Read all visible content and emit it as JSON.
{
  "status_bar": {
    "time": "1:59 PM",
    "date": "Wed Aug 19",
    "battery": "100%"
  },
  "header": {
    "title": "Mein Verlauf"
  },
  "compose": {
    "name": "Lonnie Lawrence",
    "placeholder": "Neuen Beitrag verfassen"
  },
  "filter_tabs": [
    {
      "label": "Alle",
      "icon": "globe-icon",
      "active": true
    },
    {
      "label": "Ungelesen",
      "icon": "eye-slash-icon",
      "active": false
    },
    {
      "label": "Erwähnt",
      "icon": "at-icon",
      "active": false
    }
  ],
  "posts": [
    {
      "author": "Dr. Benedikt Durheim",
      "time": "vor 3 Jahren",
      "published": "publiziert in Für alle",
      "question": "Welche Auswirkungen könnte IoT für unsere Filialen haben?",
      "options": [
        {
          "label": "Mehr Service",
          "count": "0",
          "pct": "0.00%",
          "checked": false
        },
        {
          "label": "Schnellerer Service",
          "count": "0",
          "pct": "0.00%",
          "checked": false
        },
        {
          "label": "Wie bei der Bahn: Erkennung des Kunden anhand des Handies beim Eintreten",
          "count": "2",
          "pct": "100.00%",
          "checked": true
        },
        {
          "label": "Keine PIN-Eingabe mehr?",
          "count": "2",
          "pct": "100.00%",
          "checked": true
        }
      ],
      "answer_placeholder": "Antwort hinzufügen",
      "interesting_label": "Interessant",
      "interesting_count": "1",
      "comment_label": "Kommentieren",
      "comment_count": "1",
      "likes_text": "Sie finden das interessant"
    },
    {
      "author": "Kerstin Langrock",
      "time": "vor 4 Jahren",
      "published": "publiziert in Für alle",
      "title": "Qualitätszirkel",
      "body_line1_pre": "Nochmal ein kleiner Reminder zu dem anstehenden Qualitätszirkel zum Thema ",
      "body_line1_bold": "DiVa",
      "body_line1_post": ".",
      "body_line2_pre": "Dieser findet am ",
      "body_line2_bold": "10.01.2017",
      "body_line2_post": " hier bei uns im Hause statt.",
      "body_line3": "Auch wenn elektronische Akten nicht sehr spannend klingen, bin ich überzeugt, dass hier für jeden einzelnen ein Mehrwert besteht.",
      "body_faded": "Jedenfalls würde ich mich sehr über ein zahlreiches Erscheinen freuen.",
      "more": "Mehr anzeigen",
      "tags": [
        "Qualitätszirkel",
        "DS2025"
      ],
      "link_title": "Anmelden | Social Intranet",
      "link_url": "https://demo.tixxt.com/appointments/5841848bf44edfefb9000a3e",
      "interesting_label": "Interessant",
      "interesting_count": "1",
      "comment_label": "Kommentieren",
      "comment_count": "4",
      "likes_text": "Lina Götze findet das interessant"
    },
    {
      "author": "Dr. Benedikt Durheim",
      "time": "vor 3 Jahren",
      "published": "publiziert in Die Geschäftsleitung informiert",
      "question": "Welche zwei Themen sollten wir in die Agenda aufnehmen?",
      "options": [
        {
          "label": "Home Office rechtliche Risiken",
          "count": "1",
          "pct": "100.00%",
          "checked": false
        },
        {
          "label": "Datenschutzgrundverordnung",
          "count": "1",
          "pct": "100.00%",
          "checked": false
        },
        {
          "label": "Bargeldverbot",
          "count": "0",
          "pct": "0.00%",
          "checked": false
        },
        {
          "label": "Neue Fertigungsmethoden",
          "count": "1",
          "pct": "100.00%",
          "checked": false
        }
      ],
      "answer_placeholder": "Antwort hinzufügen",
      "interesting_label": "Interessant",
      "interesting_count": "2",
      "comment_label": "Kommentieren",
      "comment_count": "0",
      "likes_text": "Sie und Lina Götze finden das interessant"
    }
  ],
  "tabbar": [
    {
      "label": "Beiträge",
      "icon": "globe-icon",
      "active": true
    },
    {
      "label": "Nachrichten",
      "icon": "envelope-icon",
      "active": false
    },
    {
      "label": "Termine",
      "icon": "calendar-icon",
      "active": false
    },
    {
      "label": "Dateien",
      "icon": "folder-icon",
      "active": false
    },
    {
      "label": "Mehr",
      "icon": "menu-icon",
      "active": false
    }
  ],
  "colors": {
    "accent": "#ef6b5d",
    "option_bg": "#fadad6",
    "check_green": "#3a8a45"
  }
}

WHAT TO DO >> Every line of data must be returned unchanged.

EXPECTED ANSWER >>
Read all visible content and emit it as JSON.
{
  "status_bar": {
    "time": "1:59 PM",
    "date": "Wed Aug 19",
    "battery": "100%"
  },
  "header": {
    "title": "Mein Verlauf"
  },
  "compose": {
    "name": "Lonnie Lawrence",
    "placeholder": "Neuen Beitrag verfassen"
  },
  "filter_tabs": [
    {
      "label": "Alle",
      "icon": "globe-icon",
      "active": true
    },
    {
      "label": "Ungelesen",
      "icon": "eye-slash-icon",
      "active": false
    },
    {
      "label": "Erwähnt",
      "icon": "at-icon",
      "active": false
    }
  ],
  "posts": [
    {
      "author": "Dr. Benedikt Durheim",
      "time": "vor 3 Jahren",
      "published": "publiziert in Für alle",
      "question": "Welche Auswirkungen könnte IoT für unsere Filialen haben?",
      "options": [
        {
          "label": "Mehr Service",
          "count": "0",
          "pct": "0.00%",
          "checked": false
        },
        {
          "label": "Schnellerer Service",
          "count": "0",
          "pct": "0.00%",
          "checked": false
        },
        {
          "label": "Wie bei der Bahn: Erkennung des Kunden anhand des Handies beim Eintreten",
          "count": "2",
          "pct": "100.00%",
          "checked": true
        },
        {
          "label": "Keine PIN-Eingabe mehr?",
          "count": "2",
          "pct": "100.00%",
          "checked": true
        }
      ],
      "answer_placeholder": "Antwort hinzufügen",
      "interesting_label": "Interessant",
      "interesting_count": "1",
      "comment_label": "Kommentieren",
      "comment_count": "1",
      "likes_text": "Sie finden das interessant"
    },
    {
      "author": "Kerstin Langrock",
      "time": "vor 4 Jahren",
      "published": "publiziert in Für alle",
      "title": "Qualitätszirkel",
      "body_line1_pre": "Nochmal ein kleiner Reminder zu dem anstehenden Qualitätszirkel zum Thema ",
      "body_line1_bold": "DiVa",
      "body_line1_post": ".",
      "body_line2_pre": "Dieser findet am ",
      "body_line2_bold": "10.01.2017",
      "body_line2_post": " hier bei uns im Hause statt.",
      "body_line3": "Auch wenn elektronische Akten nicht sehr spannend klingen, bin ich überzeugt, dass hier für jeden einzelnen ein Mehrwert besteht.",
      "body_faded": "Jedenfalls würde ich mich sehr über ein zahlreiches Erscheinen freuen.",
      "more": "Mehr anzeigen",
      "tags": [
        "Qualitätszirkel",
        "DS2025"
      ],
      "link_title": "Anmelden | Social Intranet",
      "link_url": "https://demo.tixxt.com/appointments/5841848bf44edfefb9000a3e",
      "interesting_label": "Interessant",
      "interesting_count": "1",
      "comment_label": "Kommentieren",
      "comment_count": "4",
      "likes_text": "Lina Götze findet das interessant"
    },
    {
      "author": "Dr. Benedikt Durheim",
      "time": "vor 3 Jahren",
      "published": "publiziert in Die Geschäftsleitung informiert",
      "question": "Welche zwei Themen sollten wir in die Agenda aufnehmen?",
      "options": [
        {
          "label": "Home Office rechtliche Risiken",
          "count": "1",
          "pct": "100.00%",
          "checked": false
        },
        {
          "label": "Datenschutzgrundverordnung",
          "count": "1",
          "pct": "100.00%",
          "checked": false
        },
        {
          "label": "Bargeldverbot",
          "count": "0",
          "pct": "0.00%",
          "checked": false
        },
        {
          "label": "Neue Fertigungsmethoden",
          "count": "1",
          "pct": "100.00%",
          "checked": false
        }
      ],
      "answer_placeholder": "Antwort hinzufügen",
      "interesting_label": "Interessant",
      "interesting_count": "2",
      "comment_label": "Kommentieren",
      "comment_count": "0",
      "likes_text": "Sie und Lina Götze finden das interessant"
    }
  ],
  "tabbar": [
    {
      "label": "Beiträge",
      "icon": "globe-icon",
      "active": true
    },
    {
      "label": "Nachrichten",
      "icon": "envelope-icon",
      "active": false
    },
    {
      "label": "Termine",
      "icon": "calendar-icon",
      "active": false
    },
    {
      "label": "Dateien",
      "icon": "folder-icon",
      "active": false
    },
    {
      "label": "Mehr",
      "icon": "menu-icon",
      "active": false
    }
  ],
  "colors": {
    "accent": "#ef6b5d",
    "option_bg": "#fadad6",
    "check_green": "#3a8a45"
  }
}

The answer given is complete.